Figure 3. Completing the Seed Pattern for the Ariadne's Thread

Figure 3. Completing the Seed Pattern for the Ariadne’s Thread

As fig. 3 shows, the seed pattern of a multi-arm labyrinth is completed exactly the same way as a one-arm labyrinth seed pattern (see related posts). The ends of the seeds nearest to the centre are connected first. By this, the innermost circuit is generated. Next, the ends nearest to the first circuit are connected the same way, and so forth. And so, one circuit after another is added from the inside out. The only difference to a one-arm labyrinth is, that in a multiple-arm labyrinth multiple segments have to be generated for each circuit. In a two-arm seed pattern, for each circuit, four ends have to be connected with two sections of circuits between the two arms.

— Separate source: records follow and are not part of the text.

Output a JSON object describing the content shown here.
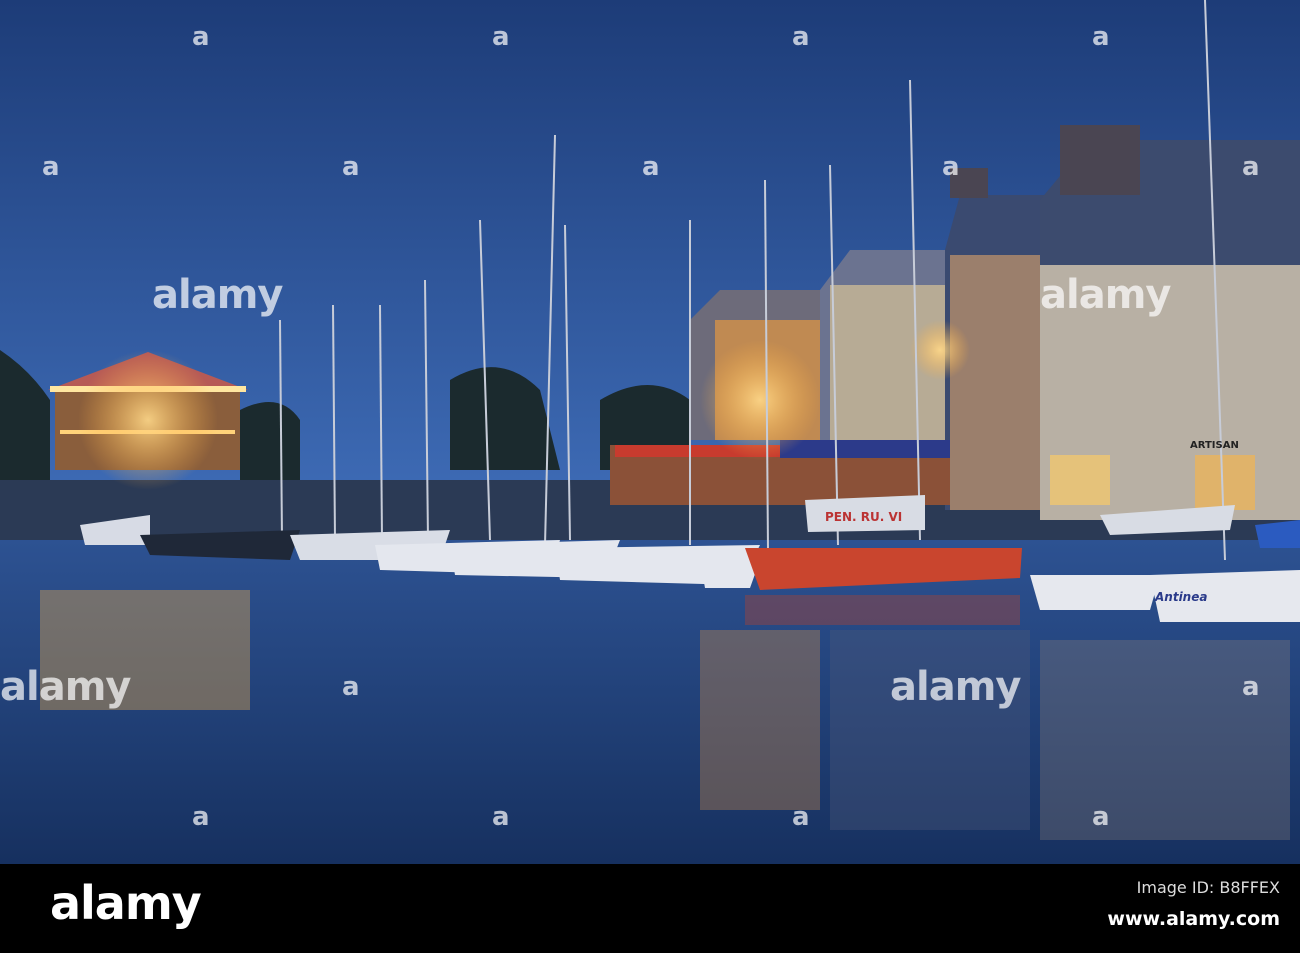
{
  "photo": {
    "subject": "harbour",
    "boat_sail_label": "PEN. RU. VI",
    "shop_sign": "ARTISAN",
    "boat_stern_name": "Antinea"
  },
  "watermark": {
    "logo": "alamy",
    "letter": "a"
  },
  "footer": {
    "logo": "alamy",
    "image_id": "Image ID: B8FFEX",
    "site": "www.alamy.com"
  }
}
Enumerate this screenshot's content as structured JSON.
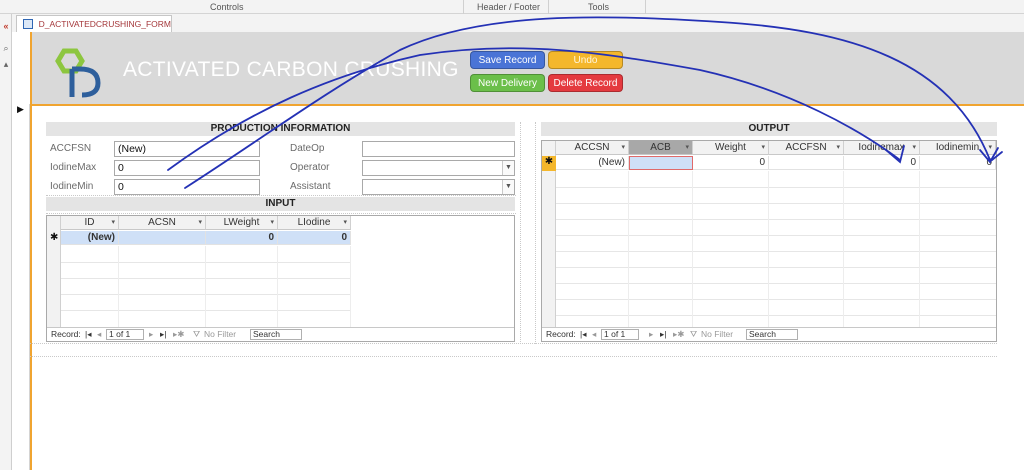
{
  "ribbon": {
    "groups": [
      "Controls",
      "Header / Footer",
      "Tools"
    ]
  },
  "nav_pane": {
    "collapse_glyph": "«",
    "search_glyph": "⌕",
    "scroll_up_glyph": "▴"
  },
  "doc_tab": {
    "title": "D_ACTIVATEDCRUSHING_FORM"
  },
  "header": {
    "title": "ACTIVATED CARBON CRUSHING",
    "buttons": {
      "save": "Save Record",
      "undo": "Undo",
      "new_delivery": "New Delivery",
      "delete": "Delete Record"
    },
    "colors": {
      "save": "#4a74d6",
      "undo": "#f4b72c",
      "new_delivery": "#6bbf4a",
      "delete": "#e43a3f",
      "accent": "#f0a430",
      "logo_green": "#8dc63f",
      "logo_blue": "#2e5f9c"
    }
  },
  "record_selector": {
    "glyph": "▶"
  },
  "production": {
    "heading": "PRODUCTION INFORMATION",
    "fields": {
      "accfsn": {
        "label": "ACCFSN",
        "value": "(New)"
      },
      "iodinemax": {
        "label": "IodineMax",
        "value": "0"
      },
      "iodinemin": {
        "label": "IodineMin",
        "value": "0"
      },
      "dateop": {
        "label": "DateOp",
        "value": ""
      },
      "operator": {
        "label": "Operator",
        "value": ""
      },
      "assistant": {
        "label": "Assistant",
        "value": ""
      }
    }
  },
  "input": {
    "heading": "INPUT",
    "columns": [
      "ID",
      "ACSN",
      "LWeight",
      "LIodine"
    ],
    "new_row": {
      "marker": "✱",
      "cells": [
        "(New)",
        "",
        "0",
        "0"
      ]
    },
    "navigation": {
      "label": "Record:",
      "position": "1 of 1",
      "filter": "No Filter",
      "search": "Search"
    }
  },
  "output": {
    "heading": "OUTPUT",
    "columns": [
      "ACCSN",
      "ACB",
      "Weight",
      "ACCFSN",
      "Iodinemax",
      "Iodinemin"
    ],
    "new_row": {
      "marker": "✱",
      "cells": [
        "(New)",
        "",
        "0",
        "",
        "0",
        "0"
      ]
    },
    "navigation": {
      "label": "Record:",
      "position": "1 of 1",
      "filter": "No Filter",
      "search": "Search"
    }
  }
}
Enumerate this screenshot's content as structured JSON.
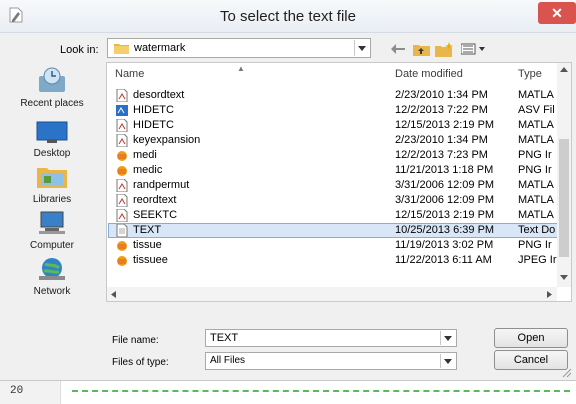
{
  "window": {
    "title": "To select the text file",
    "close_glyph": "✕"
  },
  "lookin": {
    "label": "Look in:",
    "value": "watermark"
  },
  "sidebar": {
    "items": [
      {
        "label": "Recent places",
        "icon": "recent-places-icon"
      },
      {
        "label": "Desktop",
        "icon": "desktop-icon"
      },
      {
        "label": "Libraries",
        "icon": "libraries-icon"
      },
      {
        "label": "Computer",
        "icon": "computer-icon"
      },
      {
        "label": "Network",
        "icon": "network-icon"
      }
    ]
  },
  "columns": {
    "name": "Name",
    "date": "Date modified",
    "type": "Type"
  },
  "files": [
    {
      "name": "desordtext",
      "date": "2/23/2010 1:34 PM",
      "type": "MATLA",
      "icon": "m-file"
    },
    {
      "name": "HIDETC",
      "date": "12/2/2013 7:22 PM",
      "type": "ASV Fil",
      "icon": "asv-file"
    },
    {
      "name": "HIDETC",
      "date": "12/15/2013 2:19 PM",
      "type": "MATLA",
      "icon": "m-file"
    },
    {
      "name": "keyexpansion",
      "date": "2/23/2010 1:34 PM",
      "type": "MATLA",
      "icon": "m-file"
    },
    {
      "name": "medi",
      "date": "12/2/2013 7:23 PM",
      "type": "PNG Ir",
      "icon": "image-file"
    },
    {
      "name": "medic",
      "date": "11/21/2013 1:18 PM",
      "type": "PNG Ir",
      "icon": "image-file"
    },
    {
      "name": "randpermut",
      "date": "3/31/2006 12:09 PM",
      "type": "MATLA",
      "icon": "m-file"
    },
    {
      "name": "reordtext",
      "date": "3/31/2006 12:09 PM",
      "type": "MATLA",
      "icon": "m-file"
    },
    {
      "name": "SEEKTC",
      "date": "12/15/2013 2:19 PM",
      "type": "MATLA",
      "icon": "m-file"
    },
    {
      "name": "TEXT",
      "date": "10/25/2013 6:39 PM",
      "type": "Text Do",
      "icon": "text-file",
      "selected": true
    },
    {
      "name": "tissue",
      "date": "11/19/2013 3:02 PM",
      "type": "PNG Ir",
      "icon": "image-file"
    },
    {
      "name": "tissuee",
      "date": "11/22/2013 6:11 AM",
      "type": "JPEG Ir",
      "icon": "image-file"
    }
  ],
  "filename": {
    "label": "File name:",
    "value": "TEXT"
  },
  "filetype": {
    "label": "Files of type:",
    "value": "All Files"
  },
  "buttons": {
    "open": "Open",
    "cancel": "Cancel"
  },
  "editor": {
    "line_number": "20"
  },
  "colors": {
    "selection": "#d8e6f7",
    "close": "#d9534f",
    "folder": "#e8b64a",
    "dash": "#5cb85c"
  }
}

There are two notable differences in the shape of the seed pattern of the main axis and of the side arms.

  • The seed pattern of the main axis has two ends more than the seed patterns for the side arms. This is due to the fact that the entrance of the labyrinth and the access to the center lie on the main axis.
  • Usually we consider alternating labyrinths where the path does not traverse the main axis (although there are some notable exceptions). In these labyrinths it is indispensable that the path traverses the side arms. Otherwise it would not be possible to reach the area opposite the side-arm and it thus would be impossible to generate the side arm at all.

Figure 4. Completing the Seed Pattern for the Walls

Figure 4. Completing the Seed Pattern for the Walls

Of course, what is valid for the Ariadne’s Thread works with the walls of the labyrinth too. The seed pattern for the walls, however, looks more complicated and less elegant. The part-seed patterns of the two arms are not graphically connected, as the seed pattern for the walls traditionally is drawn without an auxiliary line. The Ariadne’s Thread is the simpler graphical representation of both, the labyrinth and the seed pattern of it.

Relatecd posts: